===== Source data =====

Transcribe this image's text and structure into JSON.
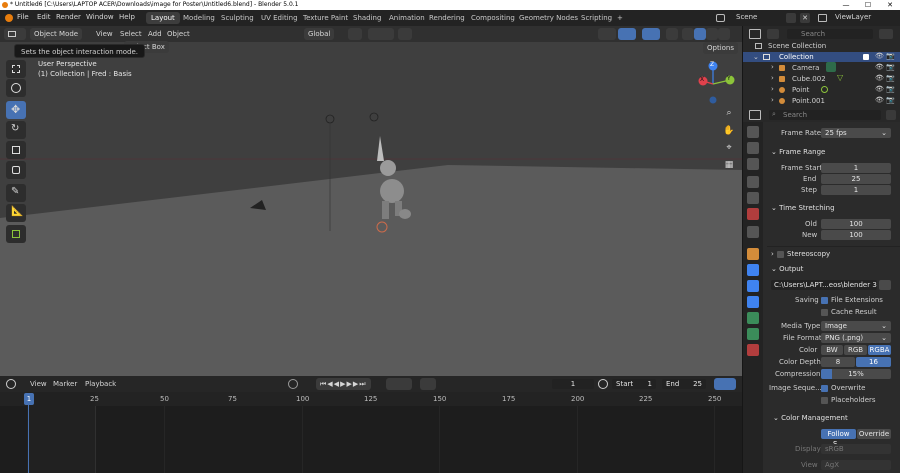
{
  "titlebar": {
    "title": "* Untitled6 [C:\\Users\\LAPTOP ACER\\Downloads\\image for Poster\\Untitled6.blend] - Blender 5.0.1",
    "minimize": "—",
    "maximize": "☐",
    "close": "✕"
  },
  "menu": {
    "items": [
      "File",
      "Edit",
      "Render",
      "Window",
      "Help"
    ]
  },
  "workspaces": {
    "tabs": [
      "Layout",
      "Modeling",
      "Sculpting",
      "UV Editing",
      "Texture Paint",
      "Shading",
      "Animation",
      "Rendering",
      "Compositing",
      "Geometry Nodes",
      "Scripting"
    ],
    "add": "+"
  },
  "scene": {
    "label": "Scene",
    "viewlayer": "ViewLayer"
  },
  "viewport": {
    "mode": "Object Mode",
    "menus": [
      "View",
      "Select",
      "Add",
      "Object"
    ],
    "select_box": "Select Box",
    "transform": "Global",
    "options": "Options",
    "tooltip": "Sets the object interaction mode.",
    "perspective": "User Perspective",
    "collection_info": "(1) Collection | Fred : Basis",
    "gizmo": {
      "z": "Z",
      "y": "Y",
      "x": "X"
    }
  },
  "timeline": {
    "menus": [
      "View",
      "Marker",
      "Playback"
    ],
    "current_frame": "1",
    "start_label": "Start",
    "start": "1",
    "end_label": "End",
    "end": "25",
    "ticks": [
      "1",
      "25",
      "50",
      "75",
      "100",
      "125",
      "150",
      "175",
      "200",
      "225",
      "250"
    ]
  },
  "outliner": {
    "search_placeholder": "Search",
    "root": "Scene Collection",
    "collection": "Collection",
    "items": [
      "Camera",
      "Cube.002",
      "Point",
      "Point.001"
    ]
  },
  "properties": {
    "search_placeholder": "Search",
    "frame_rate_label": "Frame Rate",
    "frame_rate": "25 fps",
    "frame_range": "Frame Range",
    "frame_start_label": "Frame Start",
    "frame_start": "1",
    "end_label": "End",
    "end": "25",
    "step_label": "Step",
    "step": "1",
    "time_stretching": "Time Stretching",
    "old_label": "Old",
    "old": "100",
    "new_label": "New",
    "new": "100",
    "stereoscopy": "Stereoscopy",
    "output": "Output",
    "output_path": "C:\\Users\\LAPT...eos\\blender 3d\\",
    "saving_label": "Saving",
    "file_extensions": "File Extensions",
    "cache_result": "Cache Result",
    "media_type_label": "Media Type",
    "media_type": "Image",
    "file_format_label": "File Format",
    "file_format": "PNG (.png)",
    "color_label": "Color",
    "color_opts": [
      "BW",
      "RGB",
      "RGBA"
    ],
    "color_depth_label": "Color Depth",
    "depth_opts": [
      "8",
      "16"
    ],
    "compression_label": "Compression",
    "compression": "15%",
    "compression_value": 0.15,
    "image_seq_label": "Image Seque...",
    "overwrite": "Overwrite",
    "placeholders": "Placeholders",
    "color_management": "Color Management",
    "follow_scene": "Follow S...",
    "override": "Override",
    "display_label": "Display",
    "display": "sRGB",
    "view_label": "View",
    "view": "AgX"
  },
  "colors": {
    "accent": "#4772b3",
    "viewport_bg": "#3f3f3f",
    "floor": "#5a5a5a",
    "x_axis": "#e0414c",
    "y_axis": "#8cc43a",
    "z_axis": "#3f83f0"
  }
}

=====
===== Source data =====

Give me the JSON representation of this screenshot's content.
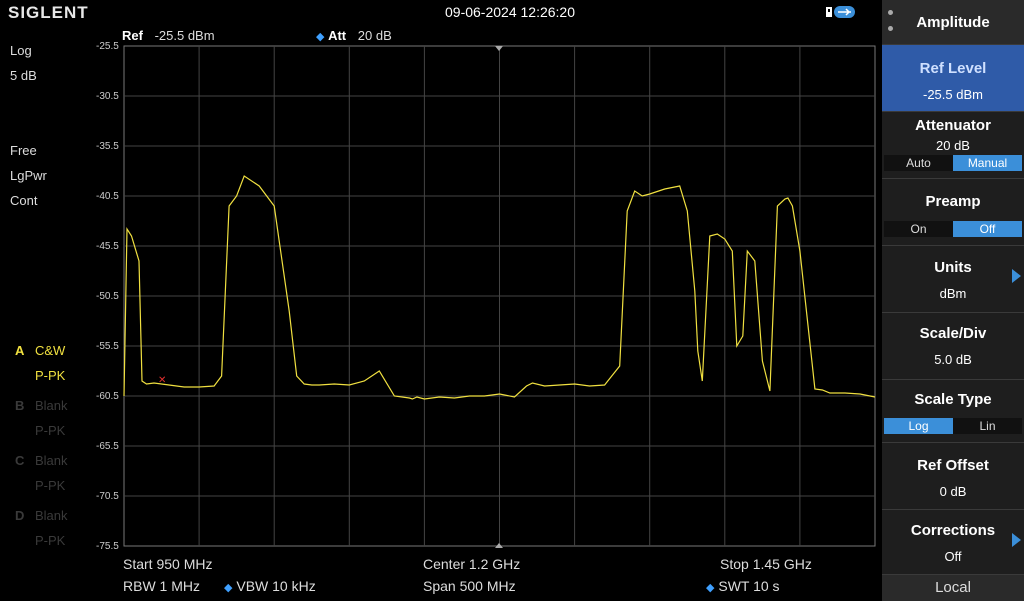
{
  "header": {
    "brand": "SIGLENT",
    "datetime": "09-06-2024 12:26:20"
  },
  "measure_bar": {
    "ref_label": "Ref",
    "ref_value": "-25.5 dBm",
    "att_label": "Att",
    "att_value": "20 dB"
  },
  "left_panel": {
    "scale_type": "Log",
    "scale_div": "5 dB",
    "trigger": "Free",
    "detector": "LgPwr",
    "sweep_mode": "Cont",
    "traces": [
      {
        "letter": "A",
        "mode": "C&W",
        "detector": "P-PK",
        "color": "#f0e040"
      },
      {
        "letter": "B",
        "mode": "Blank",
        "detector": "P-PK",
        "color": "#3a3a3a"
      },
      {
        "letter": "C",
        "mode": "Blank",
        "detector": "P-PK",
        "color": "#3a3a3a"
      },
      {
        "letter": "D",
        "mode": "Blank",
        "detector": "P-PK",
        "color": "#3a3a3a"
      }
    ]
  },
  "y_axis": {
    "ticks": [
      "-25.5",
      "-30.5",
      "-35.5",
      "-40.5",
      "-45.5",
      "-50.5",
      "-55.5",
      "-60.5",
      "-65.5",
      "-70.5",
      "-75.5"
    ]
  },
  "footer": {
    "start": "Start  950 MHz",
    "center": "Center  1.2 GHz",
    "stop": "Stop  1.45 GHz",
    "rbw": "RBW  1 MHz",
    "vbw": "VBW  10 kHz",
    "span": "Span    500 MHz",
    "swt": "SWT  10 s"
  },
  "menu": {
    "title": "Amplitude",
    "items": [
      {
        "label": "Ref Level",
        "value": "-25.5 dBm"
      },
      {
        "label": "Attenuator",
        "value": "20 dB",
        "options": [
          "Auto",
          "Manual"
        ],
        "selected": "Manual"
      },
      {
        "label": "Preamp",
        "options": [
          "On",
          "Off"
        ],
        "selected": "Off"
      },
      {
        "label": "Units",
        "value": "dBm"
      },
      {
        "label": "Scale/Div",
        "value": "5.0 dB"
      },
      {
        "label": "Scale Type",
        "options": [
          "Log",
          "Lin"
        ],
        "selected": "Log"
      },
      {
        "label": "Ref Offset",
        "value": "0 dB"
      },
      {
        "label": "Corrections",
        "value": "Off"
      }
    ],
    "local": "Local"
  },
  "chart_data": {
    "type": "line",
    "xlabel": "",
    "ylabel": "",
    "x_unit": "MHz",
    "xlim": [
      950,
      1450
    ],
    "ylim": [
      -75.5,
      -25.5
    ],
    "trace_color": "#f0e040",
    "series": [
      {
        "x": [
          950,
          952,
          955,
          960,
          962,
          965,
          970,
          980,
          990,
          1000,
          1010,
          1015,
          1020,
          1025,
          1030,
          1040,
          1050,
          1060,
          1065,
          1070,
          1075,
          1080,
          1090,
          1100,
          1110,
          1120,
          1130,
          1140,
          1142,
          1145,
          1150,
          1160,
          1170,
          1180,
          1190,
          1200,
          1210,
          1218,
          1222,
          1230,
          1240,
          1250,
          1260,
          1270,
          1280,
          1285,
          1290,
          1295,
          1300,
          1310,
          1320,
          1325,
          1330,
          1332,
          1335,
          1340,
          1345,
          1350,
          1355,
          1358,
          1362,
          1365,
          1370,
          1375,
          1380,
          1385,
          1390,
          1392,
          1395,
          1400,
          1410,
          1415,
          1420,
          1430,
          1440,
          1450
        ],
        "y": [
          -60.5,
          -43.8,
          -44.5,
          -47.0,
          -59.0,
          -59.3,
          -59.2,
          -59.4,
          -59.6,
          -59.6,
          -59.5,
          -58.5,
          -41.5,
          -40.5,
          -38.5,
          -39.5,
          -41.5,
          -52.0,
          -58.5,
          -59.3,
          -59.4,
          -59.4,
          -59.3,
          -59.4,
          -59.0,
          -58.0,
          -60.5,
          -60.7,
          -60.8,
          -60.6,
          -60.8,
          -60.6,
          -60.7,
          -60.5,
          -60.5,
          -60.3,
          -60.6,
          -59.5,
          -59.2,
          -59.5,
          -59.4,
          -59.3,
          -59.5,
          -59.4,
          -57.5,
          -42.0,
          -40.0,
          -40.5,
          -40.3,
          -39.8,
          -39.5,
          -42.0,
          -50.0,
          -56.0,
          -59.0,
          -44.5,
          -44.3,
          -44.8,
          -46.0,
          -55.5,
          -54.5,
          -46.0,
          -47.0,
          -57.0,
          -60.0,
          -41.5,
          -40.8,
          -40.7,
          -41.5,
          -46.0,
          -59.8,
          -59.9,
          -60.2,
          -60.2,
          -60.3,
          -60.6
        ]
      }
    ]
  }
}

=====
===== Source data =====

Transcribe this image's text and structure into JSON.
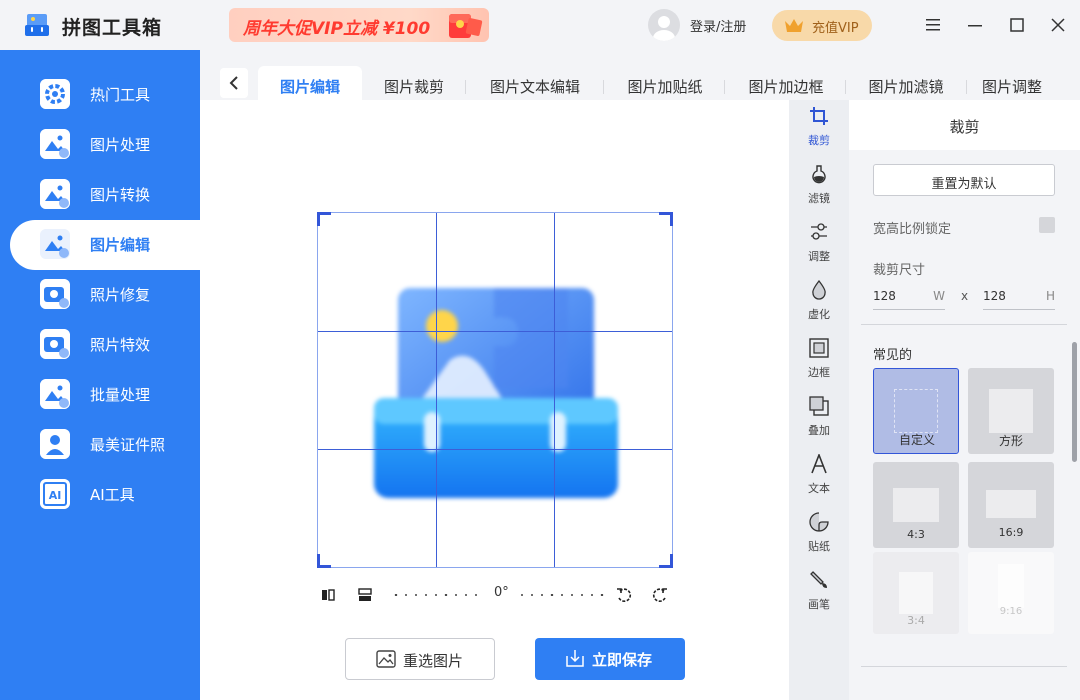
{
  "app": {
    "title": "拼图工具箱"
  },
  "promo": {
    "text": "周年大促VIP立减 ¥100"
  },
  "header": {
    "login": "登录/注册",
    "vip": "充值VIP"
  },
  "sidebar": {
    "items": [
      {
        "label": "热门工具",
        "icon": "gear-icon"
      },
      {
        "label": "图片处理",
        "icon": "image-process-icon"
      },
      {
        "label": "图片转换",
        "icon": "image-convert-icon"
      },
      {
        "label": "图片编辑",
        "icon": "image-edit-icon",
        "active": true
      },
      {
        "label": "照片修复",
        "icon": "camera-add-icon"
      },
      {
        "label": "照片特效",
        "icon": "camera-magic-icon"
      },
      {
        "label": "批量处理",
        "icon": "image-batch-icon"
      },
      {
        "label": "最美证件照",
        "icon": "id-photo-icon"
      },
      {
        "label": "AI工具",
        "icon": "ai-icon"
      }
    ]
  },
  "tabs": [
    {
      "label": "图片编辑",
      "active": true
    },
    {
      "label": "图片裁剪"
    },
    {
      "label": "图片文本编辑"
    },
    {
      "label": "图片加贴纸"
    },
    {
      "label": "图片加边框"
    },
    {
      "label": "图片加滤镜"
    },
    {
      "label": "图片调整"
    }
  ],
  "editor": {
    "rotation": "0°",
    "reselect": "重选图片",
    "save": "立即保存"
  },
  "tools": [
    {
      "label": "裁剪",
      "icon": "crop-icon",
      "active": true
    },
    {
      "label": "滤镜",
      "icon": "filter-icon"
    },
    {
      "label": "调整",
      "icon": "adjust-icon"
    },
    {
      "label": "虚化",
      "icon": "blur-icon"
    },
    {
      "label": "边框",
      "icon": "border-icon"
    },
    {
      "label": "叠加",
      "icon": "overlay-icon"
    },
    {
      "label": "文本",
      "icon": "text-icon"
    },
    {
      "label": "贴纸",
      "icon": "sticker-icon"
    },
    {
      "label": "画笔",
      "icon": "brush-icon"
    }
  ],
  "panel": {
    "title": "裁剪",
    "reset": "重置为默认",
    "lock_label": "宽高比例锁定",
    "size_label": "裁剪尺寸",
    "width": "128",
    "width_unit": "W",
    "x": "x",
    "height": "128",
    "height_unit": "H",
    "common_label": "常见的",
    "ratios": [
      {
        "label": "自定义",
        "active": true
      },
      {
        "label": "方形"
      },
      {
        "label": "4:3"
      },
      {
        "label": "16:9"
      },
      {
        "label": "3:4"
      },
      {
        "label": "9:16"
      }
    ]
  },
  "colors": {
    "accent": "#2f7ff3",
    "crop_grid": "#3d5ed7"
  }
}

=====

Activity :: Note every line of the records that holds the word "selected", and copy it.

Task answer ::
        "selected": "Manual"
        "selected": "Off"
        "selected": "Log"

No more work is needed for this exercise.